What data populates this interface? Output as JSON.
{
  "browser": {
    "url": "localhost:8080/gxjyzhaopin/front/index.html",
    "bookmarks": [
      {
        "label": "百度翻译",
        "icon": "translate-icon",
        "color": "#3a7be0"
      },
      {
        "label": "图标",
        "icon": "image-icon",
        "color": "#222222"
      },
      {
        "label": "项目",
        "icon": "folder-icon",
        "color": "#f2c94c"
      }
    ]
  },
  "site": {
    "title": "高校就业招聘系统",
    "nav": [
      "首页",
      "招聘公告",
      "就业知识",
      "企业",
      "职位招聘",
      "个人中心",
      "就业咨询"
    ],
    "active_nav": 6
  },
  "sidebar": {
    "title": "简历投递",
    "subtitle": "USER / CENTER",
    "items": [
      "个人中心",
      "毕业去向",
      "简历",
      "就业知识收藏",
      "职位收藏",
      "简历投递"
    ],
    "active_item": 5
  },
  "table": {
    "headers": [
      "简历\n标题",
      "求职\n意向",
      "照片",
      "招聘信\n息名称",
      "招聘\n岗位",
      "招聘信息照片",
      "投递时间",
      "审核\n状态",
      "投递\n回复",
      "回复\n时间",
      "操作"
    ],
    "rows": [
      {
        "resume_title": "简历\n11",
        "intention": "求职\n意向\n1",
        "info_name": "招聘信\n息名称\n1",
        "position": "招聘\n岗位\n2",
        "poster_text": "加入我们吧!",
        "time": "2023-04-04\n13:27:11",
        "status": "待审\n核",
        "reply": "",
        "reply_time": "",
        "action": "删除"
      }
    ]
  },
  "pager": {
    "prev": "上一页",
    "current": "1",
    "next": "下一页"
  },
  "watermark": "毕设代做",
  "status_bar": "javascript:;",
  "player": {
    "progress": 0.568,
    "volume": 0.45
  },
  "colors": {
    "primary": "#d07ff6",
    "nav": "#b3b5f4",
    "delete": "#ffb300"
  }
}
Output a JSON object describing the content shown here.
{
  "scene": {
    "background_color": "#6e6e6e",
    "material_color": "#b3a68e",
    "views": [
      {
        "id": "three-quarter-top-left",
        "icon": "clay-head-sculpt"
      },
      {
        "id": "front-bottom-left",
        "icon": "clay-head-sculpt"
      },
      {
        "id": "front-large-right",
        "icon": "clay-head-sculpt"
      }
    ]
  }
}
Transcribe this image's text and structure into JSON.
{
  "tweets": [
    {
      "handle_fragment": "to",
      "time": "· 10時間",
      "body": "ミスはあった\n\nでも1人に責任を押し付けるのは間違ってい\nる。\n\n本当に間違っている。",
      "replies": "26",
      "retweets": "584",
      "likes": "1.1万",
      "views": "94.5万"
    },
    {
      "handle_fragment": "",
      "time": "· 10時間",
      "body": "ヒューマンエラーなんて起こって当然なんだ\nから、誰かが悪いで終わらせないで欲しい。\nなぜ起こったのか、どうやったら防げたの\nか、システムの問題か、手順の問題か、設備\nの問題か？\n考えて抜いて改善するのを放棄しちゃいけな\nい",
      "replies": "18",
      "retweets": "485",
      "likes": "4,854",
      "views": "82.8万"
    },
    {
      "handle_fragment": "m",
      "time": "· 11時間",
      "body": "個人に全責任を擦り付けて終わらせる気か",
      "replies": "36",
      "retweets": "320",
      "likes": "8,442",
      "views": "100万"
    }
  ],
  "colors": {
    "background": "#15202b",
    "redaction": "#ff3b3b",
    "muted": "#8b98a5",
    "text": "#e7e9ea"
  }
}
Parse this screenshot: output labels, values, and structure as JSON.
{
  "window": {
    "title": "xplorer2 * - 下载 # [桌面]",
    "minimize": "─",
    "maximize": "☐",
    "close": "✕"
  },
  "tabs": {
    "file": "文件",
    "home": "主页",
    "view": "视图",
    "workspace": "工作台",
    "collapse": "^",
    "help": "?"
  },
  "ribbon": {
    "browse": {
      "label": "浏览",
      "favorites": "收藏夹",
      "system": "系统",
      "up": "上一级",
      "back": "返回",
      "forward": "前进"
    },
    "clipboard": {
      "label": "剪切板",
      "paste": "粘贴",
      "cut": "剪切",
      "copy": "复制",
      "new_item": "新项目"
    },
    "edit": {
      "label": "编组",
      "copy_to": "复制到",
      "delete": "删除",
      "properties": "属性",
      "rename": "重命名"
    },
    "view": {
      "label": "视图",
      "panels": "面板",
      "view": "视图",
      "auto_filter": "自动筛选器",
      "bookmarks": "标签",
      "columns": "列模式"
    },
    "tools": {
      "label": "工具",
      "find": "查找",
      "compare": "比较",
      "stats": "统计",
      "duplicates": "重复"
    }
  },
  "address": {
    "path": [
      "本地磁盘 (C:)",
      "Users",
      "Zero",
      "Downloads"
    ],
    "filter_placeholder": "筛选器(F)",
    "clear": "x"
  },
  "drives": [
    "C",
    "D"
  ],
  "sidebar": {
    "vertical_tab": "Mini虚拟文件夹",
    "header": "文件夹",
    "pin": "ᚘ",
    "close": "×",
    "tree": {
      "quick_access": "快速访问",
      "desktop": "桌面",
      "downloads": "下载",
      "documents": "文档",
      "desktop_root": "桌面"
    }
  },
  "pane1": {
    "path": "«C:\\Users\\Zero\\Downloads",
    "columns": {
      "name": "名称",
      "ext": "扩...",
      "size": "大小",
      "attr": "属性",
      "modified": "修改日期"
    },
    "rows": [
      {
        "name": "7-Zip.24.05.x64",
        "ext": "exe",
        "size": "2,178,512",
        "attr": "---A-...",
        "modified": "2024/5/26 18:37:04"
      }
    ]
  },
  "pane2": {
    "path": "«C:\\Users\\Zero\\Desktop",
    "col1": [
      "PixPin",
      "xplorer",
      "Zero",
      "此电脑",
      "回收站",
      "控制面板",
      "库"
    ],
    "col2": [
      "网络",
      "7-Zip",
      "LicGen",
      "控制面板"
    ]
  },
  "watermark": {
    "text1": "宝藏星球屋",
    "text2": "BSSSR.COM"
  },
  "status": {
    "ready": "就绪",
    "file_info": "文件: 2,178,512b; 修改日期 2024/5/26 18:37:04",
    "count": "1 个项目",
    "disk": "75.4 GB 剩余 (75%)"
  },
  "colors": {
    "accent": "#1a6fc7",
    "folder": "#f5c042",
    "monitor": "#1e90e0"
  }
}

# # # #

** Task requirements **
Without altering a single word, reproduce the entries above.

** Expected answer **
What data populates this interface? Output as JSON.
{
  "browser": {
    "url": "localhost:8080/gxjyzhaopin/front/index.html",
    "bookmarks": [
      {
        "label": "百度翻译",
        "icon": "translate-icon",
        "color": "#3a7be0"
      },
      {
        "label": "图标",
        "icon": "image-icon",
        "color": "#222222"
      },
      {
        "label": "项目",
        "icon": "folder-icon",
        "color": "#f2c94c"
      }
    ]
  },
  "site": {
    "title": "高校就业招聘系统",
    "nav": [
      "首页",
      "招聘公告",
      "就业知识",
      "企业",
      "职位招聘",
      "个人中心",
      "就业咨询"
    ],
    "active_nav": 6
  },
  "sidebar": {
    "title": "简历投递",
    "subtitle": "USER / CENTER",
    "items": [
      "个人中心",
      "毕业去向",
      "简历",
      "就业知识收藏",
      "职位收藏",
      "简历投递"
    ],
    "active_item": 5
  },
  "table": {
    "headers": [
      "简历\n标题",
      "求职\n意向",
      "照片",
      "招聘信\n息名称",
      "招聘\n岗位",
      "招聘信息照片",
      "投递时间",
      "审核\n状态",
      "投递\n回复",
      "回复\n时间",
      "操作"
    ],
    "rows": [
      {
        "resume_title": "简历\n11",
        "intention": "求职\n意向\n1",
        "info_name": "招聘信\n息名称\n1",
        "position": "招聘\n岗位\n2",
        "poster_text": "加入我们吧!",
        "time": "2023-04-04\n13:27:11",
        "status": "待审\n核",
        "reply": "",
        "reply_time": "",
        "action": "删除"
      }
    ]
  },
  "pager": {
    "prev": "上一页",
    "current": "1",
    "next": "下一页"
  },
  "watermark": "毕设代做",
  "status_bar": "javascript:;",
  "player": {
    "progress": 0.568,
    "volume": 0.45
  },
  "colors": {
    "primary": "#d07ff6",
    "nav": "#b3b5f4",
    "delete": "#ffb300"
  }
}
Output a JSON object describing the content shown here.
{
  "scene": {
    "background_color": "#6e6e6e",
    "material_color": "#b3a68e",
    "views": [
      {
        "id": "three-quarter-top-left",
        "icon": "clay-head-sculpt"
      },
      {
        "id": "front-bottom-left",
        "icon": "clay-head-sculpt"
      },
      {
        "id": "front-large-right",
        "icon": "clay-head-sculpt"
      }
    ]
  }
}
Transcribe this image's text and structure into JSON.
{
  "tweets": [
    {
      "handle_fragment": "to",
      "time": "· 10時間",
      "body": "ミスはあった\n\nでも1人に責任を押し付けるのは間違ってい\nる。\n\n本当に間違っている。",
      "replies": "26",
      "retweets": "584",
      "likes": "1.1万",
      "views": "94.5万"
    },
    {
      "handle_fragment": "",
      "time": "· 10時間",
      "body": "ヒューマンエラーなんて起こって当然なんだ\nから、誰かが悪いで終わらせないで欲しい。\nなぜ起こったのか、どうやったら防げたの\nか、システムの問題か、手順の問題か、設備\nの問題か？\n考えて抜いて改善するのを放棄しちゃいけな\nい",
      "replies": "18",
      "retweets": "485",
      "likes": "4,854",
      "views": "82.8万"
    },
    {
      "handle_fragment": "m",
      "time": "· 11時間",
      "body": "個人に全責任を擦り付けて終わらせる気か",
      "replies": "36",
      "retweets": "320",
      "likes": "8,442",
      "views": "100万"
    }
  ],
  "colors": {
    "background": "#15202b",
    "redaction": "#ff3b3b",
    "muted": "#8b98a5",
    "text": "#e7e9ea"
  }
}
Parse this screenshot: output labels, values, and structure as JSON.
{
  "window": {
    "title": "xplorer2 * - 下载 # [桌面]",
    "minimize": "─",
    "maximize": "☐",
    "close": "✕"
  },
  "tabs": {
    "file": "文件",
    "home": "主页",
    "view": "视图",
    "workspace": "工作台",
    "collapse": "^",
    "help": "?"
  },
  "ribbon": {
    "browse": {
      "label": "浏览",
      "favorites": "收藏夹",
      "system": "系统",
      "up": "上一级",
      "back": "返回",
      "forward": "前进"
    },
    "clipboard": {
      "label": "剪切板",
      "paste": "粘贴",
      "cut": "剪切",
      "copy": "复制",
      "new_item": "新项目"
    },
    "edit": {
      "label": "编组",
      "copy_to": "复制到",
      "delete": "删除",
      "properties": "属性",
      "rename": "重命名"
    },
    "view": {
      "label": "视图",
      "panels": "面板",
      "view": "视图",
      "auto_filter": "自动筛选器",
      "bookmarks": "标签",
      "columns": "列模式"
    },
    "tools": {
      "label": "工具",
      "find": "查找",
      "compare": "比较",
      "stats": "统计",
      "duplicates": "重复"
    }
  },
  "address": {
    "path": [
      "本地磁盘 (C:)",
      "Users",
      "Zero",
      "Downloads"
    ],
    "filter_placeholder": "筛选器(F)",
    "clear": "x"
  },
  "drives": [
    "C",
    "D"
  ],
  "sidebar": {
    "vertical_tab": "Mini虚拟文件夹",
    "header": "文件夹",
    "pin": "ᚘ",
    "close": "×",
    "tree": {
      "quick_access": "快速访问",
      "desktop": "桌面",
      "downloads": "下载",
      "documents": "文档",
      "desktop_root": "桌面"
    }
  },
  "pane1": {
    "path": "«C:\\Users\\Zero\\Downloads",
    "columns": {
      "name": "名称",
      "ext": "扩...",
      "size": "大小",
      "attr": "属性",
      "modified": "修改日期"
    },
    "rows": [
      {
        "name": "7-Zip.24.05.x64",
        "ext": "exe",
        "size": "2,178,512",
        "attr": "---A-...",
        "modified": "2024/5/26 18:37:04"
      }
    ]
  },
  "pane2": {
    "path": "«C:\\Users\\Zero\\Desktop",
    "col1": [
      "PixPin",
      "xplorer",
      "Zero",
      "此电脑",
      "回收站",
      "控制面板",
      "库"
    ],
    "col2": [
      "网络",
      "7-Zip",
      "LicGen",
      "控制面板"
    ]
  },
  "watermark": {
    "text1": "宝藏星球屋",
    "text2": "BSSSR.COM"
  },
  "status": {
    "ready": "就绪",
    "file_info": "文件: 2,178,512b; 修改日期 2024/5/26 18:37:04",
    "count": "1 个项目",
    "disk": "75.4 GB 剩余 (75%)"
  },
  "colors": {
    "accent": "#1a6fc7",
    "folder": "#f5c042",
    "monitor": "#1e90e0"
  }
}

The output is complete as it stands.